North West Slopes NSW – Environmental Issues
The Northern NSW EverGraze region supports a diversity of landscapes, ranging from the Liverpool, Warrumbungle and Kaputar Ranges, through the rolling hills of the sedimentary slopes to the open floodplains of the Liverpool Plains and Darling Riverine Plains in the upper western part of the region. These landscapes have a wide variety of soils, geomorphology and topography, surface and groundwater, biodiversity and mineral resources, as well as landscape functions such as water, nutrient and energy cycling, and habitat functions.
Loss of plant species diversity
Loss or degradation of natural ecosystems is a major cause in the decline in diversity and condition of plant and animal communities. This is strongly linked with other environmental problems, such as poor land use practices, harmful water quality, invasive species and fragmentation of habitat, caused by the impacts from agricultural, mining, urbanisation and infrastructure activities. Climate change is potentially also a major threat to biodiversity. Native vegetation is considered to be the most essential component of the natural ecosystem, and is often used as a surrogate indicator for overall biodiversity health.

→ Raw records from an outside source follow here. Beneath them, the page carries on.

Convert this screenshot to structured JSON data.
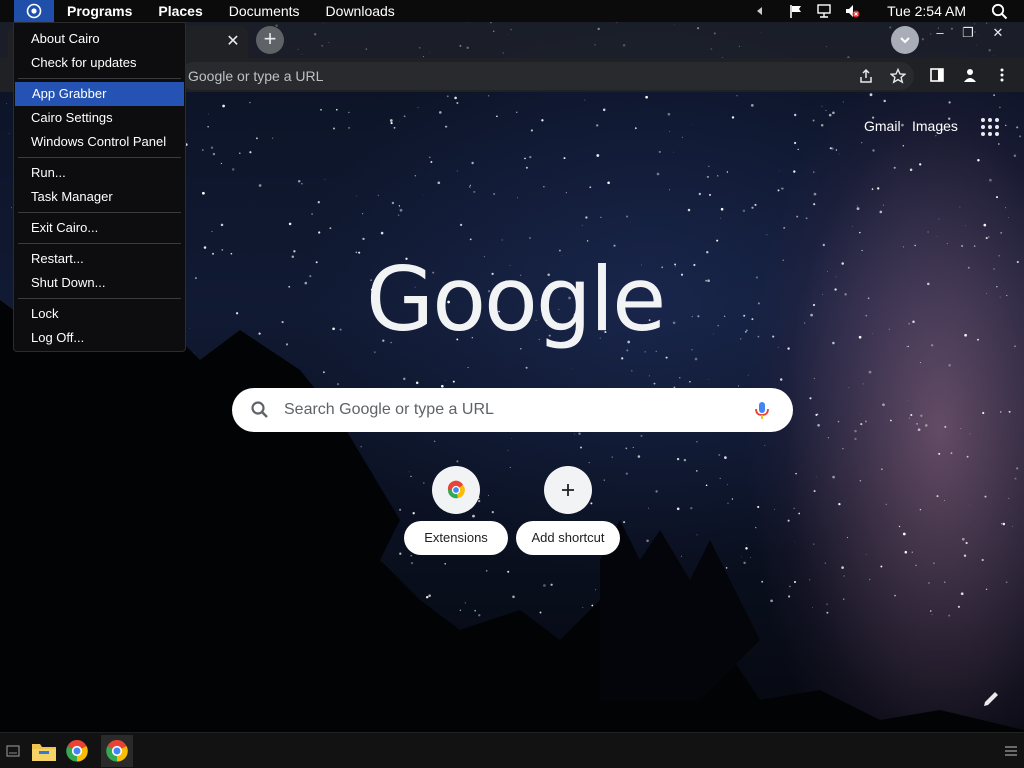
{
  "menubar": {
    "items": [
      "Programs",
      "Places",
      "Documents",
      "Downloads"
    ],
    "clock": "Tue 2:54 AM",
    "icons": [
      "cairo-logo-icon",
      "tray-expand-icon",
      "action-center-flag-icon",
      "network-icon",
      "volume-muted-icon",
      "search-icon"
    ]
  },
  "cairo_menu": {
    "groups": [
      [
        "About Cairo",
        "Check for updates"
      ],
      [
        "App Grabber",
        "Cairo Settings",
        "Windows Control Panel"
      ],
      [
        "Run...",
        "Task Manager"
      ],
      [
        "Exit Cairo..."
      ],
      [
        "Restart...",
        "Shut Down..."
      ],
      [
        "Lock",
        "Log Off..."
      ]
    ],
    "highlighted": "App Grabber"
  },
  "chrome": {
    "omnibox_placeholder": "Google or type a URL",
    "window_controls": [
      "–",
      "❐",
      "✕"
    ],
    "ntp": {
      "gmail": "Gmail",
      "images": "Images",
      "logo": "Google",
      "search_placeholder": "Search Google or type a URL",
      "shortcuts": [
        "Extensions",
        "Add shortcut"
      ]
    }
  },
  "colors": {
    "accent": "#2453b3",
    "menubar_bg": "#0b0b0b",
    "toolbar_bg": "#202124"
  },
  "taskbar": {
    "icons": [
      "show-desktop-icon",
      "file-explorer-icon",
      "chrome-icon",
      "chrome-icon",
      "taskbar-menu-icon"
    ]
  }
}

Much of the grazing land, particularly on the western Plains and Tablelands is still classed as native grasslands, but has been at least partially cleared of the over-storey. In many places it has been significantly over-cleared relative to land capability, and often only one component – either the over-storey or the grasses remain. The fertile black soils and grey clays of the plains retain only small native vegetation remnants. A reluctance in broad acre livestock production to de-stock during extended dry periods, and overgrazing by some operators and rural residential owners results in pastures with high levels of invasive weeds, low levels of ground cover and poor species diversity.
The Tamworth EverGraze Proof Site conducted research into the conservation of Box Gum Grassy Woodlands. Further information and recommendations can be found here.

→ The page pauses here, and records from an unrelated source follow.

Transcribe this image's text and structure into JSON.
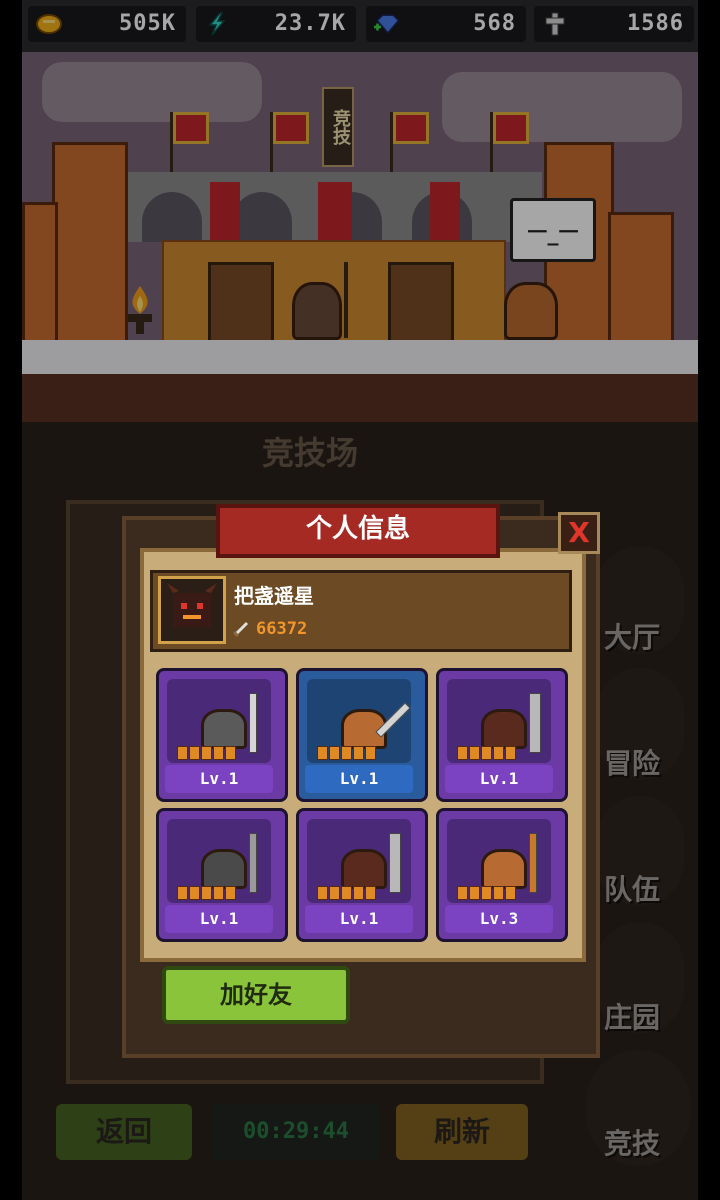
{
  "resources": [
    {
      "icon": "gold-icon",
      "value": "505K",
      "color": "#f5b31b"
    },
    {
      "icon": "energy-icon",
      "value": "23.7K",
      "color": "#2ed8c8"
    },
    {
      "icon": "gem-icon",
      "value": "568",
      "color": "#4a7bea"
    },
    {
      "icon": "cross-icon",
      "value": "1586",
      "color": "#d8d8d8"
    }
  ],
  "scene": {
    "sign_text": "竞技",
    "speech_face": "ㅡ_ㅡ"
  },
  "arena_title": "竞技场",
  "side_nav": [
    {
      "label": "大厅"
    },
    {
      "label": "冒险"
    },
    {
      "label": "队伍"
    },
    {
      "label": "庄园"
    },
    {
      "label": "竞技"
    }
  ],
  "bottom": {
    "back": "返回",
    "timer": "00:29:44",
    "refresh": "刷新"
  },
  "modal": {
    "title": "个人信息",
    "close": "X",
    "player_name": "把盏遥星",
    "power": "66372",
    "add_friend": "加好友",
    "heroes": [
      {
        "level": "Lv.1",
        "stars": 5,
        "rarity": "purple"
      },
      {
        "level": "Lv.1",
        "stars": 5,
        "rarity": "blue"
      },
      {
        "level": "Lv.1",
        "stars": 5,
        "rarity": "purple"
      },
      {
        "level": "Lv.1",
        "stars": 5,
        "rarity": "purple"
      },
      {
        "level": "Lv.1",
        "stars": 5,
        "rarity": "purple"
      },
      {
        "level": "Lv.3",
        "stars": 5,
        "rarity": "purple"
      }
    ]
  }
}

Healthy soils are a fundamental element of vibrant landscapes. The relatively young volcanic geology of the region, and extensive alluvial floodplains derived from these materials, has resulted in much of the Namoi Valley with very productive heavy black and grey clays, sought after for farming and irrigation. However, the impact of agricultural systems on the soil resource has resulted in more than 10% of the Namoi Catchment being classed as moderately to severely eroded. More recently, the extent of erosion has declined in some farming areas due to reduced tillage farming practices.
Other soil issues that impact on catchment health and productive capacity include acidification due to fertiliser application, particularly in improved pastures and under intensive cropping, sub-soil sodicity (widespread to the west), and soil structure and fertility decline, particular in the lighter red soils under cropping.
Erosion and ground cover
Erosion involves the loss of soil material by the movement of wind and water, which is then transported and deposited in other locations, including off-site. Pastures grazed at a stocking rate that exceeds current pasture growth, can decrease ground cover, which make them susceptible to erosion. The loss of ground cover is also associated with a shift from perennial to annual pasture species. The appropriate level of ground cover to prevent erosion is associated with the steepness of slope and then soil type and likely rainfall events. Generally 70% ground cover is sufficient for flat or gently sloping land, but higher ground cover levels (80-90%) are needed for steeper classes of land (Lang and McDonald).
Further information on managing ground cover with grazing management can be found in the EverGraze Exchange – Nuts and Bolts of Grazing Management. The North West NSW Local Land Services website also provides further information on channel erosion and gully erosion in the region. EverGraze conducted research on lucerne/grass mixtures as an option for preventing runoff and erosion. Results and messages from this research can be found here.
Dryland salinity has a relatively minor spatial extent because of the incised nature of the topography. Vertosol soils within the Liverpool Plains area of the Mooki Subcatchment currently dominate the distribution of soils with high watertables within 2 m of the soil surface. Deep drainage under annual crops and pastures can cause salt mobilisation. Salinity scalds are more common on the Liverpool Plains, and across the Maules, Goonoo Goonoo and Manilla Creek Subcatchments.
Although areas of dryland salinity are small at present, stream water quality is a major issue for the region. Total current mean annual salt load exported from the Namoi Catchment is estimated at 136,600 tonnes and exceeds the combined contributions of the Macquarie, Bogan, Castlereagh and Gwydir Rivers. However, the Namoi River has a mean annual stream flow of 503 GL with a mean electrical conductivity of 680 μS/cm, while the electrical conductivity of the Murrumbidgee River is approximately 250 μS/cm.
Groundwater recharge and salinity have not been a large focus for EverGraze in Northern NSW. See salinity pages for regional packages in North East Victoria/Southern Slopes NSW, South West Victoria and Western Australia for further information.